If Labor wins government at the November 2014 election and subsequently implements this plan, it will mean putting $73 billion of community infrastructure at risk of facing “a future of disrepair”.
Mr Andrews said councils wishing to raise their rates above CPI must appeal to the Independent Essential Services Commission (ESC) and justify any rate increases.
He boldly proclaimed that under a Labor government, councils increasing their rates will be accountable for how they spend ratepayers’ money.
“The days of ratepayers footing the bill for Arnold Schwarzenegger impersonators are over,” Mr Andrews said.
But the Municipal Association of Victoria (MAV) wouldn’t let this go without resistance.

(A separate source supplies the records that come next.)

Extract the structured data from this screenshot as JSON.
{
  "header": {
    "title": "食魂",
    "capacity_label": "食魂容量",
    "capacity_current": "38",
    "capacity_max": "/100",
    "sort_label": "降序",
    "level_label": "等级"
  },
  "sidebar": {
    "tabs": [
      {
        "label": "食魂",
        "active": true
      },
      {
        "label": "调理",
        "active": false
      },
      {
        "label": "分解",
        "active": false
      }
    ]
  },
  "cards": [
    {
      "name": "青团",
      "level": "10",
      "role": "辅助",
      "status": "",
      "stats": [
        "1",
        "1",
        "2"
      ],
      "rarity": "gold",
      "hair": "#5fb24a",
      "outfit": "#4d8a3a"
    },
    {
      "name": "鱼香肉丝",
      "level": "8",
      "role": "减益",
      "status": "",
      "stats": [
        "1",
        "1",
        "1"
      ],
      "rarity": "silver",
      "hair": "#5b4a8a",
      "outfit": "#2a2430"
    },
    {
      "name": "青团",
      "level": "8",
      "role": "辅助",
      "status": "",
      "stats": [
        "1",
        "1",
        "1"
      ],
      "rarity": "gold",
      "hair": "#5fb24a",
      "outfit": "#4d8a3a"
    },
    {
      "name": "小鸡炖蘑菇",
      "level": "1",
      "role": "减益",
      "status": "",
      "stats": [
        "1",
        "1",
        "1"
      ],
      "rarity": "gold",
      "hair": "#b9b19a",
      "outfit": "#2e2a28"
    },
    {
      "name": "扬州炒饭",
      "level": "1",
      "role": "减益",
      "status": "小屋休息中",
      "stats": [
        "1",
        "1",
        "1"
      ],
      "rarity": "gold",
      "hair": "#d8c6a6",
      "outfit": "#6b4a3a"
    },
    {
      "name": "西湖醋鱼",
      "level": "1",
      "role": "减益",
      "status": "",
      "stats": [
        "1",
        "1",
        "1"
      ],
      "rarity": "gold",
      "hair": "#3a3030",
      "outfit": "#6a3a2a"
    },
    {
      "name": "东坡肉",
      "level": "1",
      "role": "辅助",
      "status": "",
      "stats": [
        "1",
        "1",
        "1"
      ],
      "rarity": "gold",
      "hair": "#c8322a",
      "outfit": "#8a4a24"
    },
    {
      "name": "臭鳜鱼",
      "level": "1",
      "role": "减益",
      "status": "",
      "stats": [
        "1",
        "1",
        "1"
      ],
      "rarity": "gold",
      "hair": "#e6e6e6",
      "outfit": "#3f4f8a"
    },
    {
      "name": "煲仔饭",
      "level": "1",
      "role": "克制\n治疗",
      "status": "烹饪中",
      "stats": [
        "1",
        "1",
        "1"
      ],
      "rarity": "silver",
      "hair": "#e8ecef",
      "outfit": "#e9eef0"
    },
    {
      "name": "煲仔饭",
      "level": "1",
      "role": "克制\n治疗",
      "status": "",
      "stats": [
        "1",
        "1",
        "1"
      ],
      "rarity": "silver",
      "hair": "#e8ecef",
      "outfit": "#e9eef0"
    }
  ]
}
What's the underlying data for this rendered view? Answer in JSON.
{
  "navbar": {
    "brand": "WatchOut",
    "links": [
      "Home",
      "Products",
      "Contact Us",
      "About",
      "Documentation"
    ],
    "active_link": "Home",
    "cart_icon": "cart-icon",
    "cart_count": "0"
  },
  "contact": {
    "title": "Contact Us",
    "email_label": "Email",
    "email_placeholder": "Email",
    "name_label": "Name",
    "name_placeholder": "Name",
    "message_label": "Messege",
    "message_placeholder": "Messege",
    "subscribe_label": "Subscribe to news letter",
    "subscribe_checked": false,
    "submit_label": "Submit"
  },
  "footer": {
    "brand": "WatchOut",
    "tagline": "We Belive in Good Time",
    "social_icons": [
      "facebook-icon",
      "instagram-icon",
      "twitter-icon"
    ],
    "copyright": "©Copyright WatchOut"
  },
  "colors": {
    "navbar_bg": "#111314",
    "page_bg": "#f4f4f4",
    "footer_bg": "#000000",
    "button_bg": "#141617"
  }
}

MAV President Bill McArthur said it was a “spectacular own goal” by Victorian Labor that at first glance may seem appealing to ratepayers, but the long-term consequences would wreak havoc for generations.
Mr McArthur accused Mr Andrews of effectively endorsing a “failed Kennett reform” that has hurt ratepayers for two decades.
“Voters thought Kennett’s rate rise restrictions in the early 1990s were a great idea until they felt the consequences of this reform. There is strong evidence that it severely damaged the development and liveability of all Victorian communities,” Mr McArthur said.
He explained that rate rise restrictions leave councils with two main choices – reduce services relied on by communities or reduce capital spending to maintain assets.
He pointed to the rate capping that has been frustrating councils in New South Wales since 1993, saying that national studies continue to show the quality of NSW local infrastructure is lower than other states as a consequence of years of rate capping.
“Kennett realised the error of his ways in 1997 when his government identified serious issues with the quality of local facilities across Victoria and introduced an infrastructure improvement program,” Mr McArthur said.
He said the Auditor General recently identified that Victorian councils’ annual $225 million asset renewal gap is projected to grow to $2.6 billion by 2026 without serious intervention.
The big rub for councils facing a renewal gap is that assets deteriorate faster than they can fund their maintenance, renewal and replacement costs.
“Over the past decade council rates have risen by $2.5 billion to $4.3 billion while State property taxes rose $2 billion to $4.8 billion and total State taxes grew by $5.7 billion to $15 billion. Will Daniel Andrews also limit State tax growth to CPI and require permission from an independent umpire?” Mr McArthur said.
He said councils could save more than half a billion dollars this year if ratepayers didn’t need to keep stepping in to rescue chronically under-funded state and federal services including emergency management, home and community care, public libraries and kindergartens.
“It is an astonishing double standard that councils were left to tip in $240 million from ratepayers to upgrade 1,100 kindergarten facilities to meet national reforms initiated by federal and state Labor governments,” he said.
In what has emerged as a pattern among political parties in state opposition, this is only the latest instance in recent years where one has gone to an election with a controversial promise to cap rates.
In the lead-up to the March 2013 election in Western Australia, the Labor Opposition led by Mark McGowan made a similar pledge to cap council rates and align them with movements in the CPI, which was dismissed by Western Australian Local Government Association (WALGA) president Troy Pickard as “ill conceived”.
The Colin Barnett Coalition government went on to win the election with a comfortable majority.
Almost exactly a year later when South Australians went to the polls in March 2014, the Opposition Liberal Party promised to cap rates under the pretext of “[easing] the cost of living pressures” and “[saving] hundreds of dollars for South Australian households”.
The South Australian Local Government Association voiced its disagreement to the pledge; saying that it would cripple some council’s capacity to respond to local needs.
Labor Premier Jay Weatherill’s government subsequently won the election.
Comment below to have your say on this story.
If you have a news story or tip-off, get in touch at email@example.com.
Sign up to the Government News newsletter